As I turned him away from his new fan club into the sea of the remaining people I could not help but smile.  I knew I just witnessed something that as a father I will cherish and remember for the rest of my days.  And though Joey may not realize it now, I would venture to think he, albeit for different reasons, will feel the exact same way.

God bless Conrad Birdie.

The Cupcake Birthday

On May 5th, 2000 my oldest son Joey turned two and a half.  That was a big deal.  For me, two and a half symbolized the last of the baby age milestones.  For all those who have children, the early milestones of three, six, nine, and twelve months carry special meaning.  After two and a half, it’s all about the birthdays, three, four, five and so on.  So when Julie and I told Joey that he was turning two and a half, it was a special day.  Joey promptly replied with “If I get cake on my birfday… I should get cupcakes for my half birfday, because cupcakes are smaller that birfday cakes.”  Thus a new family tradition was born.

Now, every year on our half birthdays our family celebrates with cupcakes.  No presents.  Just a reason to eat the tasty treats, and make someone feel special with some extra attention for making it another 6 months. Over the years we have shared this story with friends who have inquired, and some now even celebrate them in their own households.  Pretty cool since this idea came from Joey. What would be your cupcake birthday?

Maybe that day back on May 5th was Joey’s ploy for extra sweets.  Probably so, but what Joey inadvertently gave us was a family tradition that will live on long after me, Julie and even he, is gone.

RPO Brand Illustrations

Last year I dedicated a lot of time in creating some brand illustrations for the Rochester Philharmonic Orchestra (RPO) to use in their marketing communications. They have been one of my clients for several years now and they could not be a more appreciative organization to work for. These illustrations incorporated a color palate inspired by Maxfield Parrish, the accomplished American painter. One of his most famous works “The Lute Players” hangs in the Kodak Hall, at the Eastman Theatre in downtown Rochester New York. The original has since been moved to preserve it for future generations to enjoy. The Lute Players currently resides inside the Memorial Art Gallery, and a Kodak reproduction now hangs where the original once was. This campaign consists of the illustrations, posters, note cards, and the Bravo program covers. Many thanks to the four writers that helped craft the copy for this campaign… Matt Smythe, Matt Conn, Greg Shainman, and Angelo Juliano. The work was recognized at the 2010 RAF Addy Awards and thanks to can be seen online here.

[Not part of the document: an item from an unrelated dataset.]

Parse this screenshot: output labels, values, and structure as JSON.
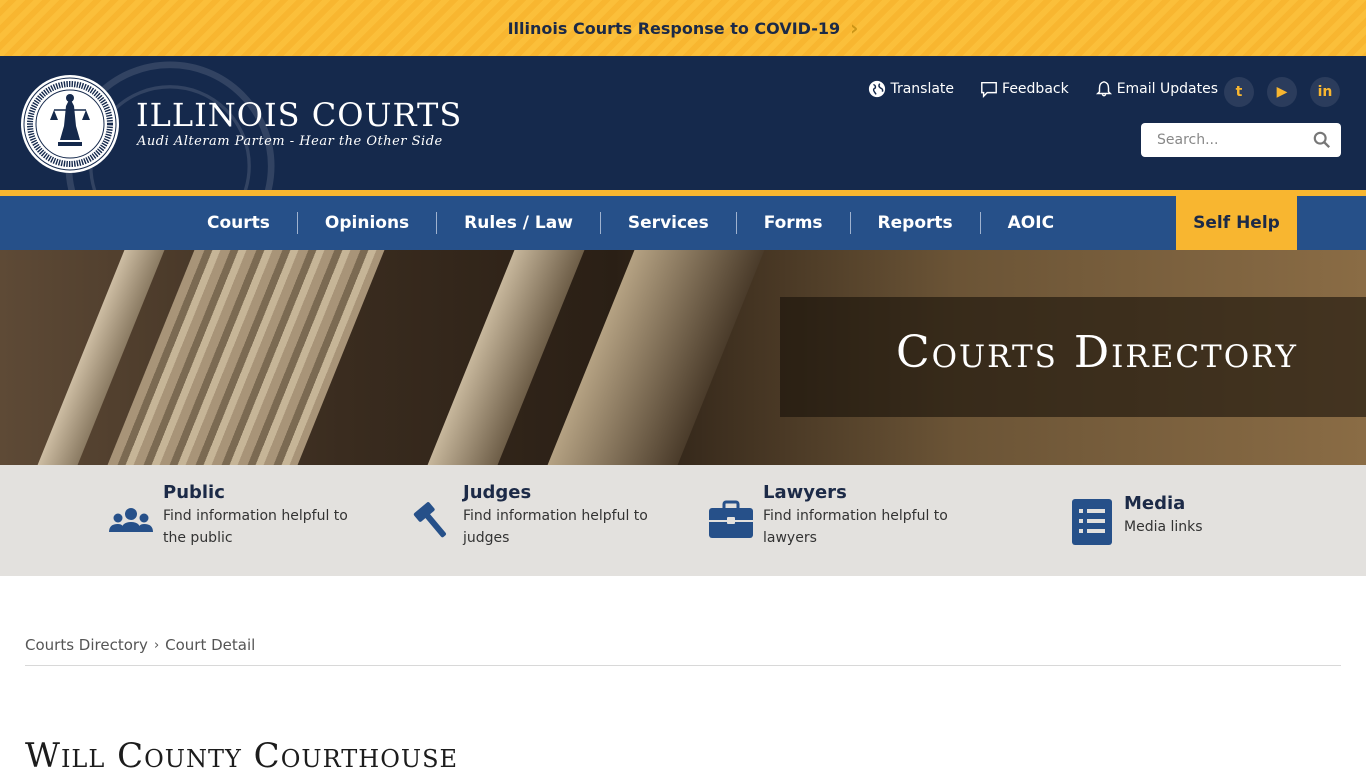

Click the link here, and become a fan of the RPO on Facebook. Go see a performance or two this year.  The economy is on it’s way back, they are a cultural gem, and their performances are beyond measure.

Now, on to the work:

The Trombone.

The Trumpet.

The Bows.

The French Horn.

The Timpani.

The Clarinet.

The Piano.

The Upright Bass.

I’m planning to print, frame and sell these illustrations at some point,  so if your interested let me know and I will certainly expedite that process.